**What is being asked:**
Reproduce the records precisely. Every line should be included.
BEGIN Data in this exercise
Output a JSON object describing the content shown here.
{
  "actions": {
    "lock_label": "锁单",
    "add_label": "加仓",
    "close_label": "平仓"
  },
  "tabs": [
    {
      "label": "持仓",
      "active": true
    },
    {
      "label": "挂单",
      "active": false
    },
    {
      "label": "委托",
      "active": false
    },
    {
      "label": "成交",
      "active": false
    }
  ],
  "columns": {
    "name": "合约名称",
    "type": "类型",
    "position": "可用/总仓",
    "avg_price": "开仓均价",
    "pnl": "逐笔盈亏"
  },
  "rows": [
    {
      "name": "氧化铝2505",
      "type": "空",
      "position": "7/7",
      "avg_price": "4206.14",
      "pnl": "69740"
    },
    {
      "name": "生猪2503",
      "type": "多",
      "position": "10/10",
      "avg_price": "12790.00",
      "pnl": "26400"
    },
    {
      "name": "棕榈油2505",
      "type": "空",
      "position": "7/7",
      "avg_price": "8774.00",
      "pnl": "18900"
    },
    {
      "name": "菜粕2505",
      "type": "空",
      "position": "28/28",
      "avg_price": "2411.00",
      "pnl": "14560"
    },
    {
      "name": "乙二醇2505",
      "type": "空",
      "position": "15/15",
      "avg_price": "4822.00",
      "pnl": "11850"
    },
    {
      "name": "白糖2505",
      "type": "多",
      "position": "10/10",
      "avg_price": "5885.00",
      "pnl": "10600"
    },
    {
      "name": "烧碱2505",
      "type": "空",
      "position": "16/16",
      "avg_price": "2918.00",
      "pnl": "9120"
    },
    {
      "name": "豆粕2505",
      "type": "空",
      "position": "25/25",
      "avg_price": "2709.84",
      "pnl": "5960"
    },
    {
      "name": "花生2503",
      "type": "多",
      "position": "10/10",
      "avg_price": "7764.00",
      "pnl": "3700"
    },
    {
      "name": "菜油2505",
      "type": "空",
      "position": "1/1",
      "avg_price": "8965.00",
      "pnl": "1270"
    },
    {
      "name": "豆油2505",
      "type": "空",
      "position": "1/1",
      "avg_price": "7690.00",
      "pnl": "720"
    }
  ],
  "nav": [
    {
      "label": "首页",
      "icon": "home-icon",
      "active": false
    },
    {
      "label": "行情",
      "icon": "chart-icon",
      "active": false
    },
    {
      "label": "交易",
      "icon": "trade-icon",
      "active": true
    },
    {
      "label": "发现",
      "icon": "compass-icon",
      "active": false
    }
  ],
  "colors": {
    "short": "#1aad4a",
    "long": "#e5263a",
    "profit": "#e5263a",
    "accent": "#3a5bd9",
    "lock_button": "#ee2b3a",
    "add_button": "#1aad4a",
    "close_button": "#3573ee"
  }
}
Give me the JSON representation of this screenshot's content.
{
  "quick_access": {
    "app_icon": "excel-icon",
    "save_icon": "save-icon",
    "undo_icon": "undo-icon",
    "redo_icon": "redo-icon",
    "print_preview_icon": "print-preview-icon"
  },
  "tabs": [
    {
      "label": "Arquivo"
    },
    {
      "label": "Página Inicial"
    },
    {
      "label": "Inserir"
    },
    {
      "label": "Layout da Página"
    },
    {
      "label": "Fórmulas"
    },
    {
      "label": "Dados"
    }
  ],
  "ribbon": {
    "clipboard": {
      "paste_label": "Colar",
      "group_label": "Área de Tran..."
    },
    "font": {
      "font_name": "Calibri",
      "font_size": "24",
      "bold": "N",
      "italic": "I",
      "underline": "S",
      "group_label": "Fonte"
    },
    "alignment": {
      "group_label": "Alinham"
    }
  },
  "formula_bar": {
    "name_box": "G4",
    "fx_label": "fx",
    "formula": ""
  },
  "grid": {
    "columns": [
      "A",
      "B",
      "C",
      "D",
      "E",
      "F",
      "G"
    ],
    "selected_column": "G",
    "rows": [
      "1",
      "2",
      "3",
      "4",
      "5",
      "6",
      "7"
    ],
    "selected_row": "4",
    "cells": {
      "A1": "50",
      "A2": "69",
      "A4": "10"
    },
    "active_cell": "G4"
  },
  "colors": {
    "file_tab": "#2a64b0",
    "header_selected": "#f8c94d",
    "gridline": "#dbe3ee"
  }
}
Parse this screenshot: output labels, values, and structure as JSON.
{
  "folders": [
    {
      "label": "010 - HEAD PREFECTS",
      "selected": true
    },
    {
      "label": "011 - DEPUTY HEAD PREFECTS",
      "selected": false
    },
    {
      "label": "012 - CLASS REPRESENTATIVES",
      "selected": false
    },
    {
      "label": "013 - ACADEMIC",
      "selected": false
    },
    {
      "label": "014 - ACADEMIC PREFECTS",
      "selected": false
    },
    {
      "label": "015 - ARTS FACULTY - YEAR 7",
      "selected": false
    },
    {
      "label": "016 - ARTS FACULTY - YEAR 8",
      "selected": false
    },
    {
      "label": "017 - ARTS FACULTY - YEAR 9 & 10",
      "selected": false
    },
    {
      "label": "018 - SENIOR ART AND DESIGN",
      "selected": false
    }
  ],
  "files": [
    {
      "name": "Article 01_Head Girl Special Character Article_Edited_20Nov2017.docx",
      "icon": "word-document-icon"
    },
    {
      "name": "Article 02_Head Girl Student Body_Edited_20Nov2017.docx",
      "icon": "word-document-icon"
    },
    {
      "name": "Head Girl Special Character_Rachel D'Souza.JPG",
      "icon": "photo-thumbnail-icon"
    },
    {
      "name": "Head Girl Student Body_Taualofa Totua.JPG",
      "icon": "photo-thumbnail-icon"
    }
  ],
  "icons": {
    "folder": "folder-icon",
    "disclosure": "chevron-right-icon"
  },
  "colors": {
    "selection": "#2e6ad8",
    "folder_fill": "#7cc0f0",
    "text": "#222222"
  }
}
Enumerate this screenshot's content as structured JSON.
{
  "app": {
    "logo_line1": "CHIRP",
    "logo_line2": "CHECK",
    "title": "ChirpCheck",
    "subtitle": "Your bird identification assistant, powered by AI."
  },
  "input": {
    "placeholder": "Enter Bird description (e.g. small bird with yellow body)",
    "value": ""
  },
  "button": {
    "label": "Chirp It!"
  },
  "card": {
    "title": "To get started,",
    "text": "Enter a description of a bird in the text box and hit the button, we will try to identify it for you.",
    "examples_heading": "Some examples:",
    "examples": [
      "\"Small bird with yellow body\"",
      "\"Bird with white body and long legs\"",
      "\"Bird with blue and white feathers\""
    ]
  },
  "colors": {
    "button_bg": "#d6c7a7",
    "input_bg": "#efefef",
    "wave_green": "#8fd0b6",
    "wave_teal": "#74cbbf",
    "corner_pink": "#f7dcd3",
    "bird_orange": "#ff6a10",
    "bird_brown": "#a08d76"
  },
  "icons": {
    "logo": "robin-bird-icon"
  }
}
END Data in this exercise
**Answer area:**
Output a JSON object describing the content shown here.
{
  "actions": {
    "lock_label": "锁单",
    "add_label": "加仓",
    "close_label": "平仓"
  },
  "tabs": [
    {
      "label": "持仓",
      "active": true
    },
    {
      "label": "挂单",
      "active": false
    },
    {
      "label": "委托",
      "active": false
    },
    {
      "label": "成交",
      "active": false
    }
  ],
  "columns": {
    "name": "合约名称",
    "type": "类型",
    "position": "可用/总仓",
    "avg_price": "开仓均价",
    "pnl": "逐笔盈亏"
  },
  "rows": [
    {
      "name": "氧化铝2505",
      "type": "空",
      "position": "7/7",
      "avg_price": "4206.14",
      "pnl": "69740"
    },
    {
      "name": "生猪2503",
      "type": "多",
      "position": "10/10",
      "avg_price": "12790.00",
      "pnl": "26400"
    },
    {
      "name": "棕榈油2505",
      "type": "空",
      "position": "7/7",
      "avg_price": "8774.00",
      "pnl": "18900"
    },
    {
      "name": "菜粕2505",
      "type": "空",
      "position": "28/28",
      "avg_price": "2411.00",
      "pnl": "14560"
    },
    {
      "name": "乙二醇2505",
      "type": "空",
      "position": "15/15",
      "avg_price": "4822.00",
      "pnl": "11850"
    },
    {
      "name": "白糖2505",
      "type": "多",
      "position": "10/10",
      "avg_price": "5885.00",
      "pnl": "10600"
    },
    {
      "name": "烧碱2505",
      "type": "空",
      "position": "16/16",
      "avg_price": "2918.00",
      "pnl": "9120"
    },
    {
      "name": "豆粕2505",
      "type": "空",
      "position": "25/25",
      "avg_price": "2709.84",
      "pnl": "5960"
    },
    {
      "name": "花生2503",
      "type": "多",
      "position": "10/10",
      "avg_price": "7764.00",
      "pnl": "3700"
    },
    {
      "name": "菜油2505",
      "type": "空",
      "position": "1/1",
      "avg_price": "8965.00",
      "pnl": "1270"
    },
    {
      "name": "豆油2505",
      "type": "空",
      "position": "1/1",
      "avg_price": "7690.00",
      "pnl": "720"
    }
  ],
  "nav": [
    {
      "label": "首页",
      "icon": "home-icon",
      "active": false
    },
    {
      "label": "行情",
      "icon": "chart-icon",
      "active": false
    },
    {
      "label": "交易",
      "icon": "trade-icon",
      "active": true
    },
    {
      "label": "发现",
      "icon": "compass-icon",
      "active": false
    }
  ],
  "colors": {
    "short": "#1aad4a",
    "long": "#e5263a",
    "profit": "#e5263a",
    "accent": "#3a5bd9",
    "lock_button": "#ee2b3a",
    "add_button": "#1aad4a",
    "close_button": "#3573ee"
  }
}
Give me the JSON representation of this screenshot's content.
{
  "quick_access": {
    "app_icon": "excel-icon",
    "save_icon": "save-icon",
    "undo_icon": "undo-icon",
    "redo_icon": "redo-icon",
    "print_preview_icon": "print-preview-icon"
  },
  "tabs": [
    {
      "label": "Arquivo"
    },
    {
      "label": "Página Inicial"
    },
    {
      "label": "Inserir"
    },
    {
      "label": "Layout da Página"
    },
    {
      "label": "Fórmulas"
    },
    {
      "label": "Dados"
    }
  ],
  "ribbon": {
    "clipboard": {
      "paste_label": "Colar",
      "group_label": "Área de Tran..."
    },
    "font": {
      "font_name": "Calibri",
      "font_size": "24",
      "bold": "N",
      "italic": "I",
      "underline": "S",
      "group_label": "Fonte"
    },
    "alignment": {
      "group_label": "Alinham"
    }
  },
  "formula_bar": {
    "name_box": "G4",
    "fx_label": "fx",
    "formula": ""
  },
  "grid": {
    "columns": [
      "A",
      "B",
      "C",
      "D",
      "E",
      "F",
      "G"
    ],
    "selected_column": "G",
    "rows": [
      "1",
      "2",
      "3",
      "4",
      "5",
      "6",
      "7"
    ],
    "selected_row": "4",
    "cells": {
      "A1": "50",
      "A2": "69",
      "A4": "10"
    },
    "active_cell": "G4"
  },
  "colors": {
    "file_tab": "#2a64b0",
    "header_selected": "#f8c94d",
    "gridline": "#dbe3ee"
  }
}
Parse this screenshot: output labels, values, and structure as JSON.
{
  "folders": [
    {
      "label": "010 - HEAD PREFECTS",
      "selected": true
    },
    {
      "label": "011 - DEPUTY HEAD PREFECTS",
      "selected": false
    },
    {
      "label": "012 - CLASS REPRESENTATIVES",
      "selected": false
    },
    {
      "label": "013 - ACADEMIC",
      "selected": false
    },
    {
      "label": "014 - ACADEMIC PREFECTS",
      "selected": false
    },
    {
      "label": "015 - ARTS FACULTY - YEAR 7",
      "selected": false
    },
    {
      "label": "016 - ARTS FACULTY - YEAR 8",
      "selected": false
    },
    {
      "label": "017 - ARTS FACULTY - YEAR 9 & 10",
      "selected": false
    },
    {
      "label": "018 - SENIOR ART AND DESIGN",
      "selected": false
    }
  ],
  "files": [
    {
      "name": "Article 01_Head Girl Special Character Article_Edited_20Nov2017.docx",
      "icon": "word-document-icon"
    },
    {
      "name": "Article 02_Head Girl Student Body_Edited_20Nov2017.docx",
      "icon": "word-document-icon"
    },
    {
      "name": "Head Girl Special Character_Rachel D'Souza.JPG",
      "icon": "photo-thumbnail-icon"
    },
    {
      "name": "Head Girl Student Body_Taualofa Totua.JPG",
      "icon": "photo-thumbnail-icon"
    }
  ],
  "icons": {
    "folder": "folder-icon",
    "disclosure": "chevron-right-icon"
  },
  "colors": {
    "selection": "#2e6ad8",
    "folder_fill": "#7cc0f0",
    "text": "#222222"
  }
}
Enumerate this screenshot's content as structured JSON.
{
  "app": {
    "logo_line1": "CHIRP",
    "logo_line2": "CHECK",
    "title": "ChirpCheck",
    "subtitle": "Your bird identification assistant, powered by AI."
  },
  "input": {
    "placeholder": "Enter Bird description (e.g. small bird with yellow body)",
    "value": ""
  },
  "button": {
    "label": "Chirp It!"
  },
  "card": {
    "title": "To get started,",
    "text": "Enter a description of a bird in the text box and hit the button, we will try to identify it for you.",
    "examples_heading": "Some examples:",
    "examples": [
      "\"Small bird with yellow body\"",
      "\"Bird with white body and long legs\"",
      "\"Bird with blue and white feathers\""
    ]
  },
  "colors": {
    "button_bg": "#d6c7a7",
    "input_bg": "#efefef",
    "wave_green": "#8fd0b6",
    "wave_teal": "#74cbbf",
    "corner_pink": "#f7dcd3",
    "bird_orange": "#ff6a10",
    "bird_brown": "#a08d76"
  },
  "icons": {
    "logo": "robin-bird-icon"
  }
}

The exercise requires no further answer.